What is Superficial Phlebitis?
- Prolonged bedrest
- Cigarette smoking
- Giving birth within the last 6 months
- Taking oral contraceptives, hormone replacement or other medications containing estrogen or estrogen-like substances.
- Recent surgery (especially of the hip, knee, or female reproductive organs)
- Sitting for a long periods of time, such as on a long plane or car trip
- Blood that is more likely to clot (hypercoagulability)
- Active cancer
Patients with varicose veins have only a slight increase in risk of developing a DVT as compared to those who do not have varicose veins. However, there is a significantly higher likelihood of developing superficial phlebitis when varicose veins are present. The superficial veins are closer to the skin surface and, by definition, are above the level of the muscle. A superficial phlebitis may initially be noticed as a tender area, hard nodules or cords that develop in pre-existing varicose veins or in the underlying varicose veins. Superficial phlebitis alone is rarely a serious condition, but a medical evaluation and duplex venous ultrasound are important to make a proper diagnosis.
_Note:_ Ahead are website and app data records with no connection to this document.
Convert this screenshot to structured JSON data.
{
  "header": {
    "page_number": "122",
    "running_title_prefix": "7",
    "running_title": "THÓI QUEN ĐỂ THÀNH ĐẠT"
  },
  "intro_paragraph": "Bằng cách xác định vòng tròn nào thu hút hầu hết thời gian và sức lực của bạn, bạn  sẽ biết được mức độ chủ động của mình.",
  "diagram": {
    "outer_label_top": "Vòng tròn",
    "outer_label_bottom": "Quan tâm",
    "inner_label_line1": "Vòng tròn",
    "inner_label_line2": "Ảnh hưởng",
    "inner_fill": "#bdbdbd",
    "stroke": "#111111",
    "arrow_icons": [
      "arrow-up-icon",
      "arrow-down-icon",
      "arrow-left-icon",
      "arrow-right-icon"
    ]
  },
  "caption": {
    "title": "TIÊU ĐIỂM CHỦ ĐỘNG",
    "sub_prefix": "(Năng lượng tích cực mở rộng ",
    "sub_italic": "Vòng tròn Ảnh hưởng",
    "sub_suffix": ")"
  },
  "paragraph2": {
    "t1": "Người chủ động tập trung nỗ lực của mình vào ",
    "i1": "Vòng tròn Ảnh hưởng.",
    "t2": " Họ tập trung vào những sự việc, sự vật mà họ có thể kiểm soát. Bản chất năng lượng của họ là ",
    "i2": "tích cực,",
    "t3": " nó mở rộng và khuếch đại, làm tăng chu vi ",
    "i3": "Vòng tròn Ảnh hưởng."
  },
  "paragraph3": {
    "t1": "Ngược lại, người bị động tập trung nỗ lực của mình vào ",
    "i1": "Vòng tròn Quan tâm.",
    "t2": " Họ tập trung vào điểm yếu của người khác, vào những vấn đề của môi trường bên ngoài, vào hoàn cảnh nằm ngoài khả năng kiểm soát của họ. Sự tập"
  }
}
The combination of varicose veins along with a period of immobility (eg. a long plane or car trip) is frequent cause of superficial phlebitis.
How is Superficial Phlebitis Treated?
- Leg elevation
- Application of ice
- Anti-inflammatory medications such as ibuprofen (MotrinTM, AdvilTM)
- Ambulation (walking)
- Avoidance of prolonged sitting or standing
- Medical grade compression hose External compression with fitted compression stockings is also a recommended for patients with superficial phlebitis of the legs.